- Opening Delimiter -

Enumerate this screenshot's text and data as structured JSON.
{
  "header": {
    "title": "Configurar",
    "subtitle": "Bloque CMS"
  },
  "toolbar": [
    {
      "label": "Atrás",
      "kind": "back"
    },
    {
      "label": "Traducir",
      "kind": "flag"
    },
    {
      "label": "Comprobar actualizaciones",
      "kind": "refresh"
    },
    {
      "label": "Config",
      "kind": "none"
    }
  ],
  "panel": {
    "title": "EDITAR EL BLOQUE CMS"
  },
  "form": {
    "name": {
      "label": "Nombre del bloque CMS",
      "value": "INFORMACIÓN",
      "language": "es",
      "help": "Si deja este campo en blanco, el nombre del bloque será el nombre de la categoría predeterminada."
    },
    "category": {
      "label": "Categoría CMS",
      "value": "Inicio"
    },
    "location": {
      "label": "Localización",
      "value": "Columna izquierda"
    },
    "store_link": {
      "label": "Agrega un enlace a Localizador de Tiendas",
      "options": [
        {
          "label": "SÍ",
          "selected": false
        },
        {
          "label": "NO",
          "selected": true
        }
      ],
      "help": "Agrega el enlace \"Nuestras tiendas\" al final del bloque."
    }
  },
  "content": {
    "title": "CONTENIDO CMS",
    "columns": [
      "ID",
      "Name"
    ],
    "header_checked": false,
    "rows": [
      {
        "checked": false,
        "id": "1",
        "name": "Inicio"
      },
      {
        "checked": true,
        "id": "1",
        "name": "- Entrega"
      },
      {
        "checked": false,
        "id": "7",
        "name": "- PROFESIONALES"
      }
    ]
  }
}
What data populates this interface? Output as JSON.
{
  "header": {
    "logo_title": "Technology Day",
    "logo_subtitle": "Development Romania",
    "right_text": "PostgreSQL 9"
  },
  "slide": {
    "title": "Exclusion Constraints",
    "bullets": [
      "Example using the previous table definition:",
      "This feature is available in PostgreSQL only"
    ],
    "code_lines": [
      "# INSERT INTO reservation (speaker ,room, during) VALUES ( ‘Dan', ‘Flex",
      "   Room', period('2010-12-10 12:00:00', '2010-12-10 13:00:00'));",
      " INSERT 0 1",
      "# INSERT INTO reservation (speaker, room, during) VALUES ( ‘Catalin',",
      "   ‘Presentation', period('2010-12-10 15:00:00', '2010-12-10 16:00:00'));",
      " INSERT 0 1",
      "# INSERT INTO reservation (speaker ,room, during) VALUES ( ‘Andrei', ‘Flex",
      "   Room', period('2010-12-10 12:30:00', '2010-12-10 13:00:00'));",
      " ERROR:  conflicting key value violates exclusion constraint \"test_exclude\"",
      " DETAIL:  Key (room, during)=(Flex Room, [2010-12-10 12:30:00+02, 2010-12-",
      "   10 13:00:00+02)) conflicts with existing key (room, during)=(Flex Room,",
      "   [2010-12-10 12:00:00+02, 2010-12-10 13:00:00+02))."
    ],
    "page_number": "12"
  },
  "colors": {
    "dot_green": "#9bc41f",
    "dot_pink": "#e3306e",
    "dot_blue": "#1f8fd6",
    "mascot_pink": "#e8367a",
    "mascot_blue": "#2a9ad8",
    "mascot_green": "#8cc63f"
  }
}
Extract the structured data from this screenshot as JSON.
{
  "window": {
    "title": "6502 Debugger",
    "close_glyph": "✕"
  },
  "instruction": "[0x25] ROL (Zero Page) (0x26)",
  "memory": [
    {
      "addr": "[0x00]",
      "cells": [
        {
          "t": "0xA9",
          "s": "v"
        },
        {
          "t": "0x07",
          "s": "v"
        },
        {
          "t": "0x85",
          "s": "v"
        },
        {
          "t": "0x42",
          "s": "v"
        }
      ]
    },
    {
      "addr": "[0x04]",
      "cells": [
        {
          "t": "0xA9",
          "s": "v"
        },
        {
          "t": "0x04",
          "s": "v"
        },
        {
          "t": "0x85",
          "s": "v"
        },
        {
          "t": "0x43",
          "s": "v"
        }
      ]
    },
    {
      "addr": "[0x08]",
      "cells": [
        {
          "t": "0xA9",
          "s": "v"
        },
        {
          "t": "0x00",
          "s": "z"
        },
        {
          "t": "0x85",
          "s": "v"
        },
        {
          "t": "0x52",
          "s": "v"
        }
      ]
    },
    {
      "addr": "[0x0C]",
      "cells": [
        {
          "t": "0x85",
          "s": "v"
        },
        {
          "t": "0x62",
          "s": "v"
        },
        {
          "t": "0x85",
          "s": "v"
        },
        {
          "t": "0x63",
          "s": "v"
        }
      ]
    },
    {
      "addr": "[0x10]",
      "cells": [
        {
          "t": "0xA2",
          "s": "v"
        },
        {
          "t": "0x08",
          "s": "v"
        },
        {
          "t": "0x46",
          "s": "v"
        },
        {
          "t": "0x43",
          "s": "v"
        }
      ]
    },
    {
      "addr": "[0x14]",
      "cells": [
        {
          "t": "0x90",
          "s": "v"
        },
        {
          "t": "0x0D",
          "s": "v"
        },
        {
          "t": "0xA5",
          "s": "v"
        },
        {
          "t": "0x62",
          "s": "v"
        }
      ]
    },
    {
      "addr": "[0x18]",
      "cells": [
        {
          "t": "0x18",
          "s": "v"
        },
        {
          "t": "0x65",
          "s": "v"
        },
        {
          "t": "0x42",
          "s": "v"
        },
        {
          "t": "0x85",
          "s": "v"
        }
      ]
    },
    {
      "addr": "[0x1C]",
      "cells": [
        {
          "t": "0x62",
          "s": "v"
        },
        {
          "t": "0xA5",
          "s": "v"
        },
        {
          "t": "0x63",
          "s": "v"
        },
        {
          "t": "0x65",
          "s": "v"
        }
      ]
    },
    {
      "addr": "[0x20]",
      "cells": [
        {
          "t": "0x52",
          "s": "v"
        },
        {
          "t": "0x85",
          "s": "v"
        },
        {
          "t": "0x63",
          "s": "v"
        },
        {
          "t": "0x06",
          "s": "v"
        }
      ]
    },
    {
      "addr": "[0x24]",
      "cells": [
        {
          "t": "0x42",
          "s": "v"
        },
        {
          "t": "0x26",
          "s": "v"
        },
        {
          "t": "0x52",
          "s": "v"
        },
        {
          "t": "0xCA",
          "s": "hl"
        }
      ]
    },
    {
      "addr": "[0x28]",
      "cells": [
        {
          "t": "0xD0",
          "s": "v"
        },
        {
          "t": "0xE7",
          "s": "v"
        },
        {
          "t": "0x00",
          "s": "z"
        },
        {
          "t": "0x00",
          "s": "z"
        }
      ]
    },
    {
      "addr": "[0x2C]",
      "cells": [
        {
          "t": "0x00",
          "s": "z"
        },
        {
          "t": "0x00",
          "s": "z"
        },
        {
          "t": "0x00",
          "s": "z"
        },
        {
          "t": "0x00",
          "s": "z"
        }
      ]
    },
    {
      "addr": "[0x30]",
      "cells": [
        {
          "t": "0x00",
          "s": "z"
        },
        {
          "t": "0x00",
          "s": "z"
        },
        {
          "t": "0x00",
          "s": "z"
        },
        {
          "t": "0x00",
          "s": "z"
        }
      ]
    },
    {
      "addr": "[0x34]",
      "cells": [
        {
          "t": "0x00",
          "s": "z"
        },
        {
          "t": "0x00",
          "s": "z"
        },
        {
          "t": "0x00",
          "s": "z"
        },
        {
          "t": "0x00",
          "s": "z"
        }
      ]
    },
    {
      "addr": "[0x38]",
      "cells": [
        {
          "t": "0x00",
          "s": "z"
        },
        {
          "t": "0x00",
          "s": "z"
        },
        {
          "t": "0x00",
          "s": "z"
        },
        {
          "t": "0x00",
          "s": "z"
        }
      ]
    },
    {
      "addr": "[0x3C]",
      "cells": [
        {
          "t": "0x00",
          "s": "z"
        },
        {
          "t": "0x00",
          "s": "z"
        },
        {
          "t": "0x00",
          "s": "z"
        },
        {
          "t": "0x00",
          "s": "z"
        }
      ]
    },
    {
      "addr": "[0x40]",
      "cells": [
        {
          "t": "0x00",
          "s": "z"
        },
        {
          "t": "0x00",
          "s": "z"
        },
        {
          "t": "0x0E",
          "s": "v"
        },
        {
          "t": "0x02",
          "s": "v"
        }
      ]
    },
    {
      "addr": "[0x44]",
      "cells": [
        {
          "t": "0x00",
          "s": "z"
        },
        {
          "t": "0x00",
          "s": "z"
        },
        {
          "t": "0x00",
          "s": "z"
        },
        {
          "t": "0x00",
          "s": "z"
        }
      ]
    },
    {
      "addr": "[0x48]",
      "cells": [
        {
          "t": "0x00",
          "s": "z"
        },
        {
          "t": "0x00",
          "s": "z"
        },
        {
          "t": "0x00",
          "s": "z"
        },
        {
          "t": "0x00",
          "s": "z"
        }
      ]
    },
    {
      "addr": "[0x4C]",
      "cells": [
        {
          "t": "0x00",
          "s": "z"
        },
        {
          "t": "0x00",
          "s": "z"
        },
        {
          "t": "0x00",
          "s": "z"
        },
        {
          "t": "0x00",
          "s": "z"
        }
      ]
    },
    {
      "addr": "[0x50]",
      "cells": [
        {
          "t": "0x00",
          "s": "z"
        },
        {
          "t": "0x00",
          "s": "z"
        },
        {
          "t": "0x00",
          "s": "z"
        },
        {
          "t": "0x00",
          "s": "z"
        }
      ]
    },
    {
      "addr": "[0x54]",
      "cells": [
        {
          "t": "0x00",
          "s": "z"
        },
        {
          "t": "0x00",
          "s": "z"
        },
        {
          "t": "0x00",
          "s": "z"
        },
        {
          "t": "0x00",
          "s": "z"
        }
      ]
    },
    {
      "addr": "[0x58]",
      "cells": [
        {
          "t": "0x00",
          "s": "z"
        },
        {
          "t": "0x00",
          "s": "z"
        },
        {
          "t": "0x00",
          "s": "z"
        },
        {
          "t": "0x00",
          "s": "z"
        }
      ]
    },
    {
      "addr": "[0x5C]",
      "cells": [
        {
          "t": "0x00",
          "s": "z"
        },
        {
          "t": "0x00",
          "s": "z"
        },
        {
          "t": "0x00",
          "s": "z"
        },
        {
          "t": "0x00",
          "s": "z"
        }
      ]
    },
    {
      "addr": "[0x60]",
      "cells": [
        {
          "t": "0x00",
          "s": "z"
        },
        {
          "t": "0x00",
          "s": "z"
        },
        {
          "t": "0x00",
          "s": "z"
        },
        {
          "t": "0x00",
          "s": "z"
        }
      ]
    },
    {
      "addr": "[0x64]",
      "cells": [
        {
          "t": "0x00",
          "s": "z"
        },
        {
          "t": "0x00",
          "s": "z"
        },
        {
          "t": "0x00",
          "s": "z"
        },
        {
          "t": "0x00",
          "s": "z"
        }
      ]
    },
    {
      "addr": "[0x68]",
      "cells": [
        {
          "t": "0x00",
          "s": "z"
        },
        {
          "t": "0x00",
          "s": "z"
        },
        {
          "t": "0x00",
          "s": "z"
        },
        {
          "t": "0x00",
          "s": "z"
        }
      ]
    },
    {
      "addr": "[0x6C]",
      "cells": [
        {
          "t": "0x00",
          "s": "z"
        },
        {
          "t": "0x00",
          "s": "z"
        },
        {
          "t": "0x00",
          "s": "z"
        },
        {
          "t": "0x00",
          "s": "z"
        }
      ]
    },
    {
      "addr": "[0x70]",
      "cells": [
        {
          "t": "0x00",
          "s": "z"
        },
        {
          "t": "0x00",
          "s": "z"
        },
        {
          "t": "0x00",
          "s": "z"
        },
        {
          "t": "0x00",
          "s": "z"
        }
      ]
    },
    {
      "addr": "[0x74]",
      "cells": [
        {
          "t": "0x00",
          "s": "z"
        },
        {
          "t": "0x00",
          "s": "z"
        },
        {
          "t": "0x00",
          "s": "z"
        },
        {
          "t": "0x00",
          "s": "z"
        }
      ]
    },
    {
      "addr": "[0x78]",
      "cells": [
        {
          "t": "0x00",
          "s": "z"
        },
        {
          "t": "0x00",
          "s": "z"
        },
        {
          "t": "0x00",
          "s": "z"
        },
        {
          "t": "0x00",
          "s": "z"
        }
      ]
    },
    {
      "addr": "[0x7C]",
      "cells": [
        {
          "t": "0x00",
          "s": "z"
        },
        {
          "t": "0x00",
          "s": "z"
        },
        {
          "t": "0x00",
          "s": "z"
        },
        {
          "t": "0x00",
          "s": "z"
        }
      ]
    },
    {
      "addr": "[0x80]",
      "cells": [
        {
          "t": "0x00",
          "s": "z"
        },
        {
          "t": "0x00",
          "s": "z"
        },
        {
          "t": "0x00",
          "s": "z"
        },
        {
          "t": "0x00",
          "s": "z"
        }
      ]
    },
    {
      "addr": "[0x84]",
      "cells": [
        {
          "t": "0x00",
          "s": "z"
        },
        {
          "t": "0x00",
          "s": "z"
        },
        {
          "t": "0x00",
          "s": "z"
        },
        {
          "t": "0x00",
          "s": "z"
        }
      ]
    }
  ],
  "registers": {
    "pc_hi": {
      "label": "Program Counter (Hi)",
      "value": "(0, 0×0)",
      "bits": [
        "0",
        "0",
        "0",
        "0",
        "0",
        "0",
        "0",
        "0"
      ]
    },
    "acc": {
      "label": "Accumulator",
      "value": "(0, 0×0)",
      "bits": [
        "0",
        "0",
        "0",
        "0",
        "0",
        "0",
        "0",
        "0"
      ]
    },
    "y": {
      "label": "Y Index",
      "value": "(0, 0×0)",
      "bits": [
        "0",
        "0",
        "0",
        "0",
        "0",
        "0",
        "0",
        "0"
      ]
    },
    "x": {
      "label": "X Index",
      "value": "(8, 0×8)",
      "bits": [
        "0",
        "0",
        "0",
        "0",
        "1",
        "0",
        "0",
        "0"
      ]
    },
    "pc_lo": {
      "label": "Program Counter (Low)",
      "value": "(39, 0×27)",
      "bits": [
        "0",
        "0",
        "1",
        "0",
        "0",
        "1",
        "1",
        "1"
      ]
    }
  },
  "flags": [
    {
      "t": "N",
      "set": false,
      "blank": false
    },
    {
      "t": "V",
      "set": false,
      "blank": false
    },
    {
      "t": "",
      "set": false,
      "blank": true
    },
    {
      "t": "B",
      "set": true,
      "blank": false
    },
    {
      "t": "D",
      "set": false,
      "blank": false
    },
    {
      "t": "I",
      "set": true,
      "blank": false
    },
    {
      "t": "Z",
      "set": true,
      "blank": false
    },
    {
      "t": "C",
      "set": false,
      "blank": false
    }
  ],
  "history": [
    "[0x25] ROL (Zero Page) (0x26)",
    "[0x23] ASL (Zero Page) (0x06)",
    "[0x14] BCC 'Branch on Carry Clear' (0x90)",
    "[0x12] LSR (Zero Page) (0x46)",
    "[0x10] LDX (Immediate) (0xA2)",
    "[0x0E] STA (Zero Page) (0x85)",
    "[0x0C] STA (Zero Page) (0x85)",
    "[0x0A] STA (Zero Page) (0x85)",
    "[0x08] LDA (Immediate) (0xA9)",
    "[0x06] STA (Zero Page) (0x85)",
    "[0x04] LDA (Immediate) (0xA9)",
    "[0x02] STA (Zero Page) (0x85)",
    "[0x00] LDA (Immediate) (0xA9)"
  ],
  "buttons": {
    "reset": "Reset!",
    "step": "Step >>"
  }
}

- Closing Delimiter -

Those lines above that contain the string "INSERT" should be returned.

      "# INSERT INTO reservation (speaker ,room, during) VALUES ( ‘Dan', ‘Flex",
      " INSERT 0 1",
      "# INSERT INTO reservation (speaker, room, during) VALUES ( ‘Catalin',",
      " INSERT 0 1",
      "# INSERT INTO reservation (speaker ,room, during) VALUES ( ‘Andrei', ‘Flex",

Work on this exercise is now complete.